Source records
◆ ◆ ◆

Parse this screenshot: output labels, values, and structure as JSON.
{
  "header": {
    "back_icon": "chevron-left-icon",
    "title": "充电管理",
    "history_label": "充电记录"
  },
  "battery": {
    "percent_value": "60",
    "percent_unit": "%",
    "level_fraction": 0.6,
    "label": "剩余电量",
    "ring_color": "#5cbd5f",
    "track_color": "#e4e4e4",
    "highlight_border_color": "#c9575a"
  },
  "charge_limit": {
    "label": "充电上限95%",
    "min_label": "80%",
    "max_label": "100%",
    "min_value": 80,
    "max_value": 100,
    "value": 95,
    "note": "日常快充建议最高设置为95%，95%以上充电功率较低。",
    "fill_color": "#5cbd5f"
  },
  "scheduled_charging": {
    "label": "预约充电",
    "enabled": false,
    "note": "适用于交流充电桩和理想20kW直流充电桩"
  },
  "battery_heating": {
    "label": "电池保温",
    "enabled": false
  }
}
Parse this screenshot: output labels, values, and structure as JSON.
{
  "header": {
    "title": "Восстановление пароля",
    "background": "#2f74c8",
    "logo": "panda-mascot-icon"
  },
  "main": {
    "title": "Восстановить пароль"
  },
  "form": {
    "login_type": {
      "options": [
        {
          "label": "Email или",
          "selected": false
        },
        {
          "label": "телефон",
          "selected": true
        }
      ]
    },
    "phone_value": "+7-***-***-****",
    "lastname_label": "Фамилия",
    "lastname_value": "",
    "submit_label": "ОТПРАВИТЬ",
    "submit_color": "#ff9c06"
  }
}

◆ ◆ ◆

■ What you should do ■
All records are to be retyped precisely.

■ Problem solution ■
Parse this screenshot: output labels, values, and structure as JSON.
{
  "header": {
    "back_icon": "chevron-left-icon",
    "title": "充电管理",
    "history_label": "充电记录"
  },
  "battery": {
    "percent_value": "60",
    "percent_unit": "%",
    "level_fraction": 0.6,
    "label": "剩余电量",
    "ring_color": "#5cbd5f",
    "track_color": "#e4e4e4",
    "highlight_border_color": "#c9575a"
  },
  "charge_limit": {
    "label": "充电上限95%",
    "min_label": "80%",
    "max_label": "100%",
    "min_value": 80,
    "max_value": 100,
    "value": 95,
    "note": "日常快充建议最高设置为95%，95%以上充电功率较低。",
    "fill_color": "#5cbd5f"
  },
  "scheduled_charging": {
    "label": "预约充电",
    "enabled": false,
    "note": "适用于交流充电桩和理想20kW直流充电桩"
  },
  "battery_heating": {
    "label": "电池保温",
    "enabled": false
  }
}
Parse this screenshot: output labels, values, and structure as JSON.
{
  "header": {
    "title": "Восстановление пароля",
    "background": "#2f74c8",
    "logo": "panda-mascot-icon"
  },
  "main": {
    "title": "Восстановить пароль"
  },
  "form": {
    "login_type": {
      "options": [
        {
          "label": "Email или",
          "selected": false
        },
        {
          "label": "телефон",
          "selected": true
        }
      ]
    },
    "phone_value": "+7-***-***-****",
    "lastname_label": "Фамилия",
    "lastname_value": "",
    "submit_label": "ОТПРАВИТЬ",
    "submit_color": "#ff9c06"
  }
}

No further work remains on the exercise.